“The Strange Persistence
of Religion
in Contemporary Art”

 James Elkins & Jonathan A. Anderson
Interview | 
Image Journal | 2021

For this featured FSA Inspiration, we highlight the interview between James Elkins, E.C. Chadbourne professor of Art History, Theory, and Criticism at the School of the Art Institute of Chicago, and FSA Visionary Jonathan A. Anderson, Postdoctoral Associate of Theology and the Visual Arts at Duke University. Returning to the conversation set forth in Elkins’ seminal text On the Strange Place of Religion in Contemporary Art (2004) wherein which he concludes “it is impossible to talk sensibly about religion and at the same time address art in an informed and intelligent manner: but it is also irresponsible not to keep trying,” this interview considers the evolving relationship between contemporary art and religion over the last two decades. 

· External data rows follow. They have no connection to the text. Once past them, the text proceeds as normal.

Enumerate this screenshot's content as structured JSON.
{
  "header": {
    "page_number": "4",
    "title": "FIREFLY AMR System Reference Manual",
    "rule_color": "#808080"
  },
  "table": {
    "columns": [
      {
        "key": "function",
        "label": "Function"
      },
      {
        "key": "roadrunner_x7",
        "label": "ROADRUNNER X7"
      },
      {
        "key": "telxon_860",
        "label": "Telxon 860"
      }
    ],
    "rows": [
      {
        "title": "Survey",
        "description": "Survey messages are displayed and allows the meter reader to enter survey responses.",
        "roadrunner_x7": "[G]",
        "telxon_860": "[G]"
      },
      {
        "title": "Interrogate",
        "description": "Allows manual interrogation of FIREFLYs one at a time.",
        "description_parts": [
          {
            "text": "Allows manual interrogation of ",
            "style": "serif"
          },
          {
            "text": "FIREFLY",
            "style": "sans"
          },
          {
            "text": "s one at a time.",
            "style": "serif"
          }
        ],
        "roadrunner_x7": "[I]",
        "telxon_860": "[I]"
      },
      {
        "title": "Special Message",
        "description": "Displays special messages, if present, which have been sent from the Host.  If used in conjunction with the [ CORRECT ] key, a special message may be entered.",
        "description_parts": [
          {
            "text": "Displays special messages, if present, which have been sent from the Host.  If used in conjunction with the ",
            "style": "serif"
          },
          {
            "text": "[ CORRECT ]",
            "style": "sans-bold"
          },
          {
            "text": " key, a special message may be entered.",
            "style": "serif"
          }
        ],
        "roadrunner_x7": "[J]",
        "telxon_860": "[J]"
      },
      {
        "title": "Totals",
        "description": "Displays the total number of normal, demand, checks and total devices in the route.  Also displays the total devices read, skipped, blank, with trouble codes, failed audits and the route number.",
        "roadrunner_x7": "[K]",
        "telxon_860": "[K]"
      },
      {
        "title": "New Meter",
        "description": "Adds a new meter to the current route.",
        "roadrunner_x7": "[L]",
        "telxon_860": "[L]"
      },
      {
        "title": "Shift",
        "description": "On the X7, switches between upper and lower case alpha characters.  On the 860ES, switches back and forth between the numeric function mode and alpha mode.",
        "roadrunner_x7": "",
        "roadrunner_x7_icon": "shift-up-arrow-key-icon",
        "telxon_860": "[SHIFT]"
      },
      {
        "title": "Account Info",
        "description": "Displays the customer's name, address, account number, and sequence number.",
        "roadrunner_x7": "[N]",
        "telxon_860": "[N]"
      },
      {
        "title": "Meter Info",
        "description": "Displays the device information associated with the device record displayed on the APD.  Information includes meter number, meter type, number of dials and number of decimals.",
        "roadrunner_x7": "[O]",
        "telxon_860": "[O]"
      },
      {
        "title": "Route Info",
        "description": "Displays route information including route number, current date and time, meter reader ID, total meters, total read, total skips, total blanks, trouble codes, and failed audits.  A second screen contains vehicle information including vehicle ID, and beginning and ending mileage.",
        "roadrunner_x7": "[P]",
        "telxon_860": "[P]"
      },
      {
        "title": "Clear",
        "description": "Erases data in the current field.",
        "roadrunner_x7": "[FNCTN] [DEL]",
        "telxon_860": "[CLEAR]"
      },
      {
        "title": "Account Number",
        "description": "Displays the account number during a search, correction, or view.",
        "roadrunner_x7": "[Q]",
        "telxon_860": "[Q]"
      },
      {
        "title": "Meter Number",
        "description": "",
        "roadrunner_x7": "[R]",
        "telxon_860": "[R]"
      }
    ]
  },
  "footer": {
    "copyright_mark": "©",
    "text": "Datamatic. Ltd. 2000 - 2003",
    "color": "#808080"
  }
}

Anderson opens the interview by asking Elkins what prompted his early questions that Strange Place diagnosis. Elkins responds that his observation between the gap of religion and contemporary art arose out of his interactions with art students and their questions, while also discovering the absence of scholarship in art historical analysis. Elkins explains that this occurred amidst “the waning of first-generational conceptual and performance art and the expansion of the art market in two decades leading to that moment had provided a space for experimentation with cultural practices that did not fit the secualist, academic narratives that had been constructed from the 1960s to The Anti-Aesthetic (1983).”